* **Work task**: Exclude all images and print the entries below exactly.

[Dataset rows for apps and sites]
↓

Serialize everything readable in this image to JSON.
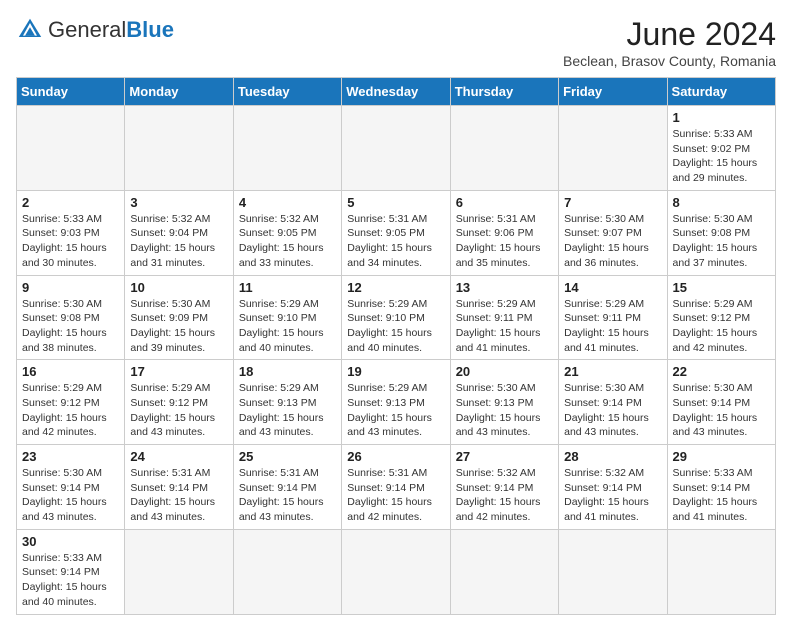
{
  "header": {
    "logo_general": "General",
    "logo_blue": "Blue",
    "month_title": "June 2024",
    "subtitle": "Beclean, Brasov County, Romania"
  },
  "weekdays": [
    "Sunday",
    "Monday",
    "Tuesday",
    "Wednesday",
    "Thursday",
    "Friday",
    "Saturday"
  ],
  "weeks": [
    [
      {
        "day": "",
        "info": ""
      },
      {
        "day": "",
        "info": ""
      },
      {
        "day": "",
        "info": ""
      },
      {
        "day": "",
        "info": ""
      },
      {
        "day": "",
        "info": ""
      },
      {
        "day": "",
        "info": ""
      },
      {
        "day": "1",
        "info": "Sunrise: 5:33 AM\nSunset: 9:02 PM\nDaylight: 15 hours\nand 29 minutes."
      }
    ],
    [
      {
        "day": "2",
        "info": "Sunrise: 5:33 AM\nSunset: 9:03 PM\nDaylight: 15 hours\nand 30 minutes."
      },
      {
        "day": "3",
        "info": "Sunrise: 5:32 AM\nSunset: 9:04 PM\nDaylight: 15 hours\nand 31 minutes."
      },
      {
        "day": "4",
        "info": "Sunrise: 5:32 AM\nSunset: 9:05 PM\nDaylight: 15 hours\nand 33 minutes."
      },
      {
        "day": "5",
        "info": "Sunrise: 5:31 AM\nSunset: 9:05 PM\nDaylight: 15 hours\nand 34 minutes."
      },
      {
        "day": "6",
        "info": "Sunrise: 5:31 AM\nSunset: 9:06 PM\nDaylight: 15 hours\nand 35 minutes."
      },
      {
        "day": "7",
        "info": "Sunrise: 5:30 AM\nSunset: 9:07 PM\nDaylight: 15 hours\nand 36 minutes."
      },
      {
        "day": "8",
        "info": "Sunrise: 5:30 AM\nSunset: 9:08 PM\nDaylight: 15 hours\nand 37 minutes."
      }
    ],
    [
      {
        "day": "9",
        "info": "Sunrise: 5:30 AM\nSunset: 9:08 PM\nDaylight: 15 hours\nand 38 minutes."
      },
      {
        "day": "10",
        "info": "Sunrise: 5:30 AM\nSunset: 9:09 PM\nDaylight: 15 hours\nand 39 minutes."
      },
      {
        "day": "11",
        "info": "Sunrise: 5:29 AM\nSunset: 9:10 PM\nDaylight: 15 hours\nand 40 minutes."
      },
      {
        "day": "12",
        "info": "Sunrise: 5:29 AM\nSunset: 9:10 PM\nDaylight: 15 hours\nand 40 minutes."
      },
      {
        "day": "13",
        "info": "Sunrise: 5:29 AM\nSunset: 9:11 PM\nDaylight: 15 hours\nand 41 minutes."
      },
      {
        "day": "14",
        "info": "Sunrise: 5:29 AM\nSunset: 9:11 PM\nDaylight: 15 hours\nand 41 minutes."
      },
      {
        "day": "15",
        "info": "Sunrise: 5:29 AM\nSunset: 9:12 PM\nDaylight: 15 hours\nand 42 minutes."
      }
    ],
    [
      {
        "day": "16",
        "info": "Sunrise: 5:29 AM\nSunset: 9:12 PM\nDaylight: 15 hours\nand 42 minutes."
      },
      {
        "day": "17",
        "info": "Sunrise: 5:29 AM\nSunset: 9:12 PM\nDaylight: 15 hours\nand 43 minutes."
      },
      {
        "day": "18",
        "info": "Sunrise: 5:29 AM\nSunset: 9:13 PM\nDaylight: 15 hours\nand 43 minutes."
      },
      {
        "day": "19",
        "info": "Sunrise: 5:29 AM\nSunset: 9:13 PM\nDaylight: 15 hours\nand 43 minutes."
      },
      {
        "day": "20",
        "info": "Sunrise: 5:30 AM\nSunset: 9:13 PM\nDaylight: 15 hours\nand 43 minutes."
      },
      {
        "day": "21",
        "info": "Sunrise: 5:30 AM\nSunset: 9:14 PM\nDaylight: 15 hours\nand 43 minutes."
      },
      {
        "day": "22",
        "info": "Sunrise: 5:30 AM\nSunset: 9:14 PM\nDaylight: 15 hours\nand 43 minutes."
      }
    ],
    [
      {
        "day": "23",
        "info": "Sunrise: 5:30 AM\nSunset: 9:14 PM\nDaylight: 15 hours\nand 43 minutes."
      },
      {
        "day": "24",
        "info": "Sunrise: 5:31 AM\nSunset: 9:14 PM\nDaylight: 15 hours\nand 43 minutes."
      },
      {
        "day": "25",
        "info": "Sunrise: 5:31 AM\nSunset: 9:14 PM\nDaylight: 15 hours\nand 43 minutes."
      },
      {
        "day": "26",
        "info": "Sunrise: 5:31 AM\nSunset: 9:14 PM\nDaylight: 15 hours\nand 42 minutes."
      },
      {
        "day": "27",
        "info": "Sunrise: 5:32 AM\nSunset: 9:14 PM\nDaylight: 15 hours\nand 42 minutes."
      },
      {
        "day": "28",
        "info": "Sunrise: 5:32 AM\nSunset: 9:14 PM\nDaylight: 15 hours\nand 41 minutes."
      },
      {
        "day": "29",
        "info": "Sunrise: 5:33 AM\nSunset: 9:14 PM\nDaylight: 15 hours\nand 41 minutes."
      }
    ],
    [
      {
        "day": "30",
        "info": "Sunrise: 5:33 AM\nSunset: 9:14 PM\nDaylight: 15 hours\nand 40 minutes."
      },
      {
        "day": "",
        "info": ""
      },
      {
        "day": "",
        "info": ""
      },
      {
        "day": "",
        "info": ""
      },
      {
        "day": "",
        "info": ""
      },
      {
        "day": "",
        "info": ""
      },
      {
        "day": "",
        "info": ""
      }
    ]
  ]
}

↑

* **Final answer**:
Serialize everything readable in this image to JSON.
{
  "header": {
    "logo_general": "General",
    "logo_blue": "Blue",
    "month_title": "June 2024",
    "subtitle": "Beclean, Brasov County, Romania"
  },
  "weekdays": [
    "Sunday",
    "Monday",
    "Tuesday",
    "Wednesday",
    "Thursday",
    "Friday",
    "Saturday"
  ],
  "weeks": [
    [
      {
        "day": "",
        "info": ""
      },
      {
        "day": "",
        "info": ""
      },
      {
        "day": "",
        "info": ""
      },
      {
        "day": "",
        "info": ""
      },
      {
        "day": "",
        "info": ""
      },
      {
        "day": "",
        "info": ""
      },
      {
        "day": "1",
        "info": "Sunrise: 5:33 AM\nSunset: 9:02 PM\nDaylight: 15 hours\nand 29 minutes."
      }
    ],
    [
      {
        "day": "2",
        "info": "Sunrise: 5:33 AM\nSunset: 9:03 PM\nDaylight: 15 hours\nand 30 minutes."
      },
      {
        "day": "3",
        "info": "Sunrise: 5:32 AM\nSunset: 9:04 PM\nDaylight: 15 hours\nand 31 minutes."
      },
      {
        "day": "4",
        "info": "Sunrise: 5:32 AM\nSunset: 9:05 PM\nDaylight: 15 hours\nand 33 minutes."
      },
      {
        "day": "5",
        "info": "Sunrise: 5:31 AM\nSunset: 9:05 PM\nDaylight: 15 hours\nand 34 minutes."
      },
      {
        "day": "6",
        "info": "Sunrise: 5:31 AM\nSunset: 9:06 PM\nDaylight: 15 hours\nand 35 minutes."
      },
      {
        "day": "7",
        "info": "Sunrise: 5:30 AM\nSunset: 9:07 PM\nDaylight: 15 hours\nand 36 minutes."
      },
      {
        "day": "8",
        "info": "Sunrise: 5:30 AM\nSunset: 9:08 PM\nDaylight: 15 hours\nand 37 minutes."
      }
    ],
    [
      {
        "day": "9",
        "info": "Sunrise: 5:30 AM\nSunset: 9:08 PM\nDaylight: 15 hours\nand 38 minutes."
      },
      {
        "day": "10",
        "info": "Sunrise: 5:30 AM\nSunset: 9:09 PM\nDaylight: 15 hours\nand 39 minutes."
      },
      {
        "day": "11",
        "info": "Sunrise: 5:29 AM\nSunset: 9:10 PM\nDaylight: 15 hours\nand 40 minutes."
      },
      {
        "day": "12",
        "info": "Sunrise: 5:29 AM\nSunset: 9:10 PM\nDaylight: 15 hours\nand 40 minutes."
      },
      {
        "day": "13",
        "info": "Sunrise: 5:29 AM\nSunset: 9:11 PM\nDaylight: 15 hours\nand 41 minutes."
      },
      {
        "day": "14",
        "info": "Sunrise: 5:29 AM\nSunset: 9:11 PM\nDaylight: 15 hours\nand 41 minutes."
      },
      {
        "day": "15",
        "info": "Sunrise: 5:29 AM\nSunset: 9:12 PM\nDaylight: 15 hours\nand 42 minutes."
      }
    ],
    [
      {
        "day": "16",
        "info": "Sunrise: 5:29 AM\nSunset: 9:12 PM\nDaylight: 15 hours\nand 42 minutes."
      },
      {
        "day": "17",
        "info": "Sunrise: 5:29 AM\nSunset: 9:12 PM\nDaylight: 15 hours\nand 43 minutes."
      },
      {
        "day": "18",
        "info": "Sunrise: 5:29 AM\nSunset: 9:13 PM\nDaylight: 15 hours\nand 43 minutes."
      },
      {
        "day": "19",
        "info": "Sunrise: 5:29 AM\nSunset: 9:13 PM\nDaylight: 15 hours\nand 43 minutes."
      },
      {
        "day": "20",
        "info": "Sunrise: 5:30 AM\nSunset: 9:13 PM\nDaylight: 15 hours\nand 43 minutes."
      },
      {
        "day": "21",
        "info": "Sunrise: 5:30 AM\nSunset: 9:14 PM\nDaylight: 15 hours\nand 43 minutes."
      },
      {
        "day": "22",
        "info": "Sunrise: 5:30 AM\nSunset: 9:14 PM\nDaylight: 15 hours\nand 43 minutes."
      }
    ],
    [
      {
        "day": "23",
        "info": "Sunrise: 5:30 AM\nSunset: 9:14 PM\nDaylight: 15 hours\nand 43 minutes."
      },
      {
        "day": "24",
        "info": "Sunrise: 5:31 AM\nSunset: 9:14 PM\nDaylight: 15 hours\nand 43 minutes."
      },
      {
        "day": "25",
        "info": "Sunrise: 5:31 AM\nSunset: 9:14 PM\nDaylight: 15 hours\nand 43 minutes."
      },
      {
        "day": "26",
        "info": "Sunrise: 5:31 AM\nSunset: 9:14 PM\nDaylight: 15 hours\nand 42 minutes."
      },
      {
        "day": "27",
        "info": "Sunrise: 5:32 AM\nSunset: 9:14 PM\nDaylight: 15 hours\nand 42 minutes."
      },
      {
        "day": "28",
        "info": "Sunrise: 5:32 AM\nSunset: 9:14 PM\nDaylight: 15 hours\nand 41 minutes."
      },
      {
        "day": "29",
        "info": "Sunrise: 5:33 AM\nSunset: 9:14 PM\nDaylight: 15 hours\nand 41 minutes."
      }
    ],
    [
      {
        "day": "30",
        "info": "Sunrise: 5:33 AM\nSunset: 9:14 PM\nDaylight: 15 hours\nand 40 minutes."
      },
      {
        "day": "",
        "info": ""
      },
      {
        "day": "",
        "info": ""
      },
      {
        "day": "",
        "info": ""
      },
      {
        "day": "",
        "info": ""
      },
      {
        "day": "",
        "info": ""
      },
      {
        "day": "",
        "info": ""
      }
    ]
  ]
}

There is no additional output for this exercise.